Meriam Ibrahim was greeted upon her arrival in the United States Thursday at the Manchester-Boston Regional Airport by cheering friends, relatives, and fans. The Christian mother's safe exit from Sudan has been cause for celebration around the world.
Imprisoned for her Christian faith and marriage to a South Sudanese believer, Meriam Ibrahim endured the harsh realities of prison and an impending torturous execution upon the birth of her second child. Ibrahim was charged with apostasy for converting to Christianity because her father, who abandoned her as a child, was a Muslim. She was then charged with adultery for marrying a Christian man because Muslim women are not allowed to marry outside of Islam under the Sharia Law that is enforced in Sudan. Ibrahim insisted that she had been a Christian since she was a young girl, however, and refused to recant her faith. The Sudanese government eventually heeded the outcry of many diplomats and citizens around the world who called for Ibrahim's release.
After a series of events where a freed Ibrahim was kept from leaving the country, the Italian deputy minister for foreign affairs went to Sudan last week to arrange for her release and bring the family back with him to Rome.
After a brief stay in Italy, Ibrahim's family was warmly welcomed to the United States. The mayor of Philadelphia greeted her at the airport, and likened her stand for her Christian beliefs to Rosa Parks' fight for equality - "Meriam Ibrahim is a world freedom fighter," he said. Ibrahim has yet to make a public statement, but she was seen smiling widely, hugging and shaking hands with many who greeted her family. Her husband, Daniel Wani, sincerely thanked the community for their support - "Thank you so much ... I am so relieved," he said. "I can't describe that feeling," he said in tears when asked how it felt for his wife to be in the United States for the first time.
Wani and their two children are American citizens, and Ibrahim will be able to apply for her U.S. citizenship as well.
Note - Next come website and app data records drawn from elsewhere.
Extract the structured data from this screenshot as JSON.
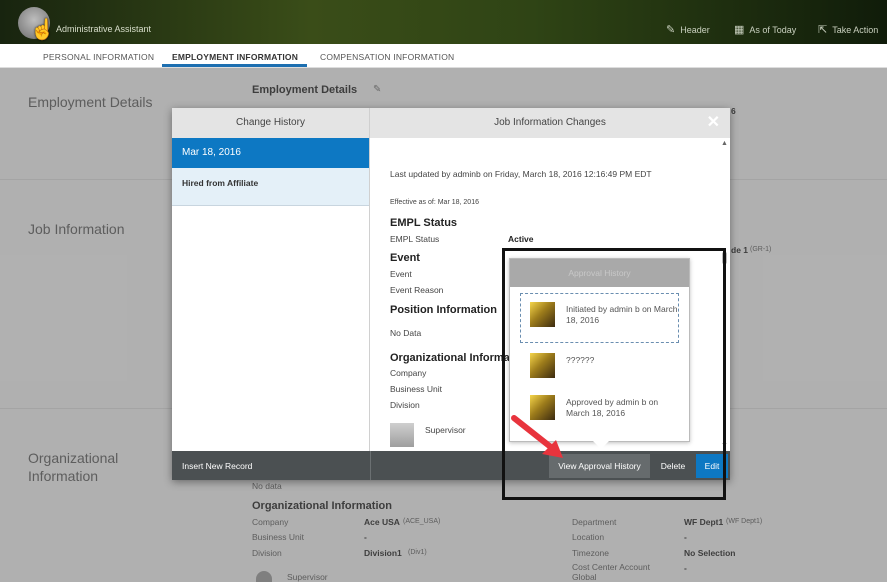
{
  "header": {
    "role": "Administrative Assistant",
    "actions": [
      {
        "icon": "pencil-icon",
        "glyph": "✎",
        "label": "Header"
      },
      {
        "icon": "calendar-icon",
        "glyph": "▦",
        "label": "As of Today"
      },
      {
        "icon": "share-icon",
        "glyph": "⇱",
        "label": "Take Action"
      }
    ]
  },
  "tabs": [
    {
      "label": "PERSONAL INFORMATION",
      "active": false
    },
    {
      "label": "EMPLOYMENT INFORMATION",
      "active": true
    },
    {
      "label": "COMPENSATION INFORMATION",
      "active": false
    }
  ],
  "page": {
    "sections": [
      "Employment Details",
      "Job Information",
      "Organizational Information"
    ],
    "employment_details_heading": "Employment Details",
    "bg_fragments": {
      "six": "6",
      "grade": "de 1",
      "grade_code": "(GR-1)",
      "no_data": "No data",
      "org_heading": "Organizational Information",
      "company_label": "Company",
      "company_value": "Ace USA",
      "company_code": "(ACE_USA)",
      "bu_label": "Business Unit",
      "bu_value": "-",
      "division_label": "Division",
      "division_value": "Division1",
      "division_code": "(Div1)",
      "supervisor_label": "Supervisor",
      "department_label": "Department",
      "department_value": "WF Dept1",
      "department_code": "(WF Dept1)",
      "location_label": "Location",
      "location_value": "-",
      "timezone_label": "Timezone",
      "timezone_value": "No Selection",
      "cost_center_label": "Cost Center Account Global",
      "cost_center_value": "-"
    }
  },
  "modal": {
    "left_title": "Change History",
    "right_title": "Job Information Changes",
    "close_glyph": "✕",
    "history": [
      {
        "date": "Mar 18, 2016",
        "selected": true
      },
      {
        "label": "Hired from Affiliate",
        "selected": false
      }
    ],
    "last_updated": "Last updated by adminb on Friday, March 18, 2016 12:16:49 PM EDT",
    "effective": "Effective as of: Mar 18, 2016",
    "empl_status_heading": "EMPL Status",
    "empl_status_label": "EMPL Status",
    "empl_status_value": "Active",
    "event_heading": "Event",
    "event_label": "Event",
    "event_reason_label": "Event Reason",
    "position_heading": "Position Information",
    "position_value": "No Data",
    "org_heading": "Organizational Informa",
    "company_label": "Company",
    "bu_label": "Business Unit",
    "division_label": "Division",
    "supervisor_label": "Supervisor",
    "footer": {
      "insert": "Insert New Record",
      "view_approval": "View Approval History",
      "delete": "Delete",
      "edit": "Edit"
    }
  },
  "approval": {
    "title": "Approval History",
    "entries": [
      {
        "text": "Initiated by admin b on March 18, 2016"
      },
      {
        "text": "??????"
      },
      {
        "text": "Approved by admin b on March 18, 2016"
      }
    ]
  },
  "colors": {
    "accent_blue": "#0d78c3",
    "annotation_arrow": "#e8343d",
    "footer_bar": "#4b5052"
  }
}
Fox News reports that the Sudanese mother has been granted asylum by the United States and will meet with the State Department soon.
The family plans to settle in Manchester, New Hampshire, where a large community of Sudanese refugees have made their home.